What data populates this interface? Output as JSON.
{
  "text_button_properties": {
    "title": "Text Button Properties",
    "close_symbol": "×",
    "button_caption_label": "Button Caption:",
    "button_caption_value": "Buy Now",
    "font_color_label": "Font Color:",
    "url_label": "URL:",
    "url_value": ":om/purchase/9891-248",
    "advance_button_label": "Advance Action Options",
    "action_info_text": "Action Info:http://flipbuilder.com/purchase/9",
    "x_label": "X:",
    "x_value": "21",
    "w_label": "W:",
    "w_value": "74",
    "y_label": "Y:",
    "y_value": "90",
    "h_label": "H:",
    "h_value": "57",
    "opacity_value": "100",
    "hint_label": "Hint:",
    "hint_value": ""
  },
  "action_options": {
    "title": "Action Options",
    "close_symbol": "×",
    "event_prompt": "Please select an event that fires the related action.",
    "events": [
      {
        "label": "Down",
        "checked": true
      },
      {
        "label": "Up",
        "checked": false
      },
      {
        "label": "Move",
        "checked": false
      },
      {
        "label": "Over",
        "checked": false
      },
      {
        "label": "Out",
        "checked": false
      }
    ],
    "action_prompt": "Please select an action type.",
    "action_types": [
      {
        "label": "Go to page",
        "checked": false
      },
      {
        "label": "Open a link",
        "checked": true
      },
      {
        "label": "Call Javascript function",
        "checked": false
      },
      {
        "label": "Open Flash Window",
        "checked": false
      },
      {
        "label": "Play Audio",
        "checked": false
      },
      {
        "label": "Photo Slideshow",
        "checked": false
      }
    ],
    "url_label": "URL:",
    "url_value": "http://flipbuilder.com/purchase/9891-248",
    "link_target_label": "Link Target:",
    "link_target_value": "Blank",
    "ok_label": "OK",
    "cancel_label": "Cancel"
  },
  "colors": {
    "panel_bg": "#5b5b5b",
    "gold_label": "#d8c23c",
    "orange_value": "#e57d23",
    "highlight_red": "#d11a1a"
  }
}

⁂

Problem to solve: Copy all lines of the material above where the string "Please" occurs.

Exercise result:
    "event_prompt": "Please select an event that fires the related action.",
    "action_prompt": "Please select an action type.",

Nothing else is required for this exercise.